• What you should do
Each line of the listing below that includes "triangle" should be reported.

• Supplied data
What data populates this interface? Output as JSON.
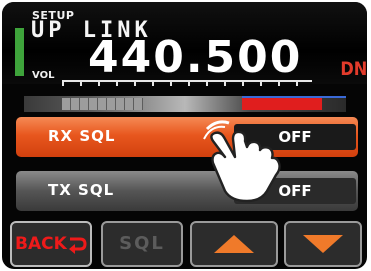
{
  "header": {
    "setup_label": "SETUP",
    "mode_label": "UP LINK",
    "volume_label": "VOL",
    "frequency": "440.500",
    "direction_label": "DN"
  },
  "menu": {
    "items": [
      {
        "label": "RX SQL",
        "value": "OFF",
        "selected": true
      },
      {
        "label": "TX SQL",
        "value": "OFF",
        "selected": false
      }
    ]
  },
  "softkeys": {
    "back_label": "BACK",
    "sql_label": "SQL",
    "up_icon": "triangle-up-icon",
    "down_icon": "triangle-down-icon"
  },
  "colors": {
    "selected_row": "#e8571e",
    "unselected_row": "#555555",
    "back_text": "#ee1a1a",
    "direction_text": "#e23b2b",
    "arrow_fill": "#f07a2a",
    "status_bar": "#3ea33b"
  }
}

• Finished task
    "up_icon": "triangle-up-icon",
    "down_icon": "triangle-down-icon"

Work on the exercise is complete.